» **Prompt**
Scan the following material for the string "checked" and copy each line in which it appears.

--- Dataset content Enclosed Below ---

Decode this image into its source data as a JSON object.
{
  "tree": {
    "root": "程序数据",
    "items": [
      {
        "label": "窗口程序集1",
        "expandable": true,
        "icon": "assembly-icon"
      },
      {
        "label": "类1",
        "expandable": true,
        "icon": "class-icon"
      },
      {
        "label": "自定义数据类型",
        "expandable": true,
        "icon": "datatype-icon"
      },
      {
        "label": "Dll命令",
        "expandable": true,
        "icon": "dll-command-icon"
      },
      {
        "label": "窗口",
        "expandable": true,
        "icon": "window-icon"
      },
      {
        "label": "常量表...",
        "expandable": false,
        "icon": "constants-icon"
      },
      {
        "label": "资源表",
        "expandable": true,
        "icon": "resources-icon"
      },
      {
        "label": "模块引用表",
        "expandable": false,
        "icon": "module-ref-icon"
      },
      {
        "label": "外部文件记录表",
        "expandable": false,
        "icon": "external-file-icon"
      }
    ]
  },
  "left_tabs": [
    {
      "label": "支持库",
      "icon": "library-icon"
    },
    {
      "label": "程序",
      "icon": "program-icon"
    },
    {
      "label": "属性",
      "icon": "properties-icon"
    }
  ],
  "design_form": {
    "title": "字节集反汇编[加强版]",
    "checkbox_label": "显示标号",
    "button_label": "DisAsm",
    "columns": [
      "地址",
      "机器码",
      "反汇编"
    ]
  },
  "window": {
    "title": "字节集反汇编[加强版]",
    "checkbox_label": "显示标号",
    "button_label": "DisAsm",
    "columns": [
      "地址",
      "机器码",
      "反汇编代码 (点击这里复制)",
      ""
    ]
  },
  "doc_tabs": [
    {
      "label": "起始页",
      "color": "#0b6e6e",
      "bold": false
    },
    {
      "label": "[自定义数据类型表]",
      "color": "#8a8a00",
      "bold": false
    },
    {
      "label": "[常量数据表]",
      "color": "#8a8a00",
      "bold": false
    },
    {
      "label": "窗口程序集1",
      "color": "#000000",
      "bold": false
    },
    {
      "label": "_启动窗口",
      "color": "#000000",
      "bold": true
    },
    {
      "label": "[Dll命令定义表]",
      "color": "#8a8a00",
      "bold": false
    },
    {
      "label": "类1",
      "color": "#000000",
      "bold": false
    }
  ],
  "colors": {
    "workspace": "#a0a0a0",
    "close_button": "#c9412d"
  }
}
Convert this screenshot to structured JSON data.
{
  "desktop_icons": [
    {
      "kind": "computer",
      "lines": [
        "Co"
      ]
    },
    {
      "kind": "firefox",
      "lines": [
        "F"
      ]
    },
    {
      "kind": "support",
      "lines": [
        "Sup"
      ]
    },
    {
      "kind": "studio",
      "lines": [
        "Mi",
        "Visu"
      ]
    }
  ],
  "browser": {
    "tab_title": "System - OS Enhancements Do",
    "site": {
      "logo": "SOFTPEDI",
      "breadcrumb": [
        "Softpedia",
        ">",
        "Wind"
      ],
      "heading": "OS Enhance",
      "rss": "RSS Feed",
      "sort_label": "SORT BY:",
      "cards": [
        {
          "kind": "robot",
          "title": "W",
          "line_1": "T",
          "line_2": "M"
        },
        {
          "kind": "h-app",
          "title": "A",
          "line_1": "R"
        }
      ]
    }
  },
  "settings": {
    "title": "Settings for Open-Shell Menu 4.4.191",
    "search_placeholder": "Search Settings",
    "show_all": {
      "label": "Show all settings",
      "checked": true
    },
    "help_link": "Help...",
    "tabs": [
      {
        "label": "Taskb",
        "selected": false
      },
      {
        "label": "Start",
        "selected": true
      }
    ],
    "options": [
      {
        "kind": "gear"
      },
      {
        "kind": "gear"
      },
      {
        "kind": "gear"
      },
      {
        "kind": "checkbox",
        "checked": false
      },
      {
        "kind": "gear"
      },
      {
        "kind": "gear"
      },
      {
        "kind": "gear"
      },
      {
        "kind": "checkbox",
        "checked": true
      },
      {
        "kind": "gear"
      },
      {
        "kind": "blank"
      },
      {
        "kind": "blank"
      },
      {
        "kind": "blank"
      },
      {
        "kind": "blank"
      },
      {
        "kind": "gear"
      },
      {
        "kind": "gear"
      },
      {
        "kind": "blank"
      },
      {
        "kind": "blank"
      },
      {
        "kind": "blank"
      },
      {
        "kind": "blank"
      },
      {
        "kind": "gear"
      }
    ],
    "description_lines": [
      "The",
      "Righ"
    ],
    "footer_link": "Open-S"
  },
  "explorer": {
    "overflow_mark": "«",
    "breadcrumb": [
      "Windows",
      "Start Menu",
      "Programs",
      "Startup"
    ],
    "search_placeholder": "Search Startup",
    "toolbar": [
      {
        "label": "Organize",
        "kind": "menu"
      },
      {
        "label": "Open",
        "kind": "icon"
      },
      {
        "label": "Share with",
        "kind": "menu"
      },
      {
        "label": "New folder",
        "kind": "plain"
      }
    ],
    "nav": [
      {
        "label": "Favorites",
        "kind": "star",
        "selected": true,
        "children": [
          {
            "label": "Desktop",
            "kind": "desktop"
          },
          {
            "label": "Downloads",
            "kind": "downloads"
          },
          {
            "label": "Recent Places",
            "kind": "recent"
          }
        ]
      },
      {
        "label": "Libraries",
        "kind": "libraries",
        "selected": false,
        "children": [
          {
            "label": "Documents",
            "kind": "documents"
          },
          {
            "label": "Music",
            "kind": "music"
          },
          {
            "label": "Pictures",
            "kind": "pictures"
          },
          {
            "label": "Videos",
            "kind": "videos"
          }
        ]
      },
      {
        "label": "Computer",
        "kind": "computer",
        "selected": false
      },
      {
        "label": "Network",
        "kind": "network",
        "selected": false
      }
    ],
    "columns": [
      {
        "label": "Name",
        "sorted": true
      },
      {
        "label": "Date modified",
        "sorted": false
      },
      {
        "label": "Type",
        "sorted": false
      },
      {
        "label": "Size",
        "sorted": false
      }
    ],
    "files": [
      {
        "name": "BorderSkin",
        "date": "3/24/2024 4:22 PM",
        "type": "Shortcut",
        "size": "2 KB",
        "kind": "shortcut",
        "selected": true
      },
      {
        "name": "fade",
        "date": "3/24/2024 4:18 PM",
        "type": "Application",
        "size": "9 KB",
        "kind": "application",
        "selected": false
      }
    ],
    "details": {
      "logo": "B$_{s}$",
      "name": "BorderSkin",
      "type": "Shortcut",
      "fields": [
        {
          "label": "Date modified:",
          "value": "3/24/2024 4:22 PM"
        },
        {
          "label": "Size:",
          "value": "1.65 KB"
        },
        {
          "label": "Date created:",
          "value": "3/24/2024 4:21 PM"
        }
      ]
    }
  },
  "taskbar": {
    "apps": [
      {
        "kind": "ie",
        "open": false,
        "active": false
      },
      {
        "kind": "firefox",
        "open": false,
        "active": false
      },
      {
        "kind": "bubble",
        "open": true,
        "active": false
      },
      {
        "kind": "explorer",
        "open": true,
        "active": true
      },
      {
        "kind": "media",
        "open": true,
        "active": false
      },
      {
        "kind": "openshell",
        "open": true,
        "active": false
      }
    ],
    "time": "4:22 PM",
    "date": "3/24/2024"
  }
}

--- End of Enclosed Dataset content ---

» **Exercise response**
      "checked": true
        "checked": false
        "checked": true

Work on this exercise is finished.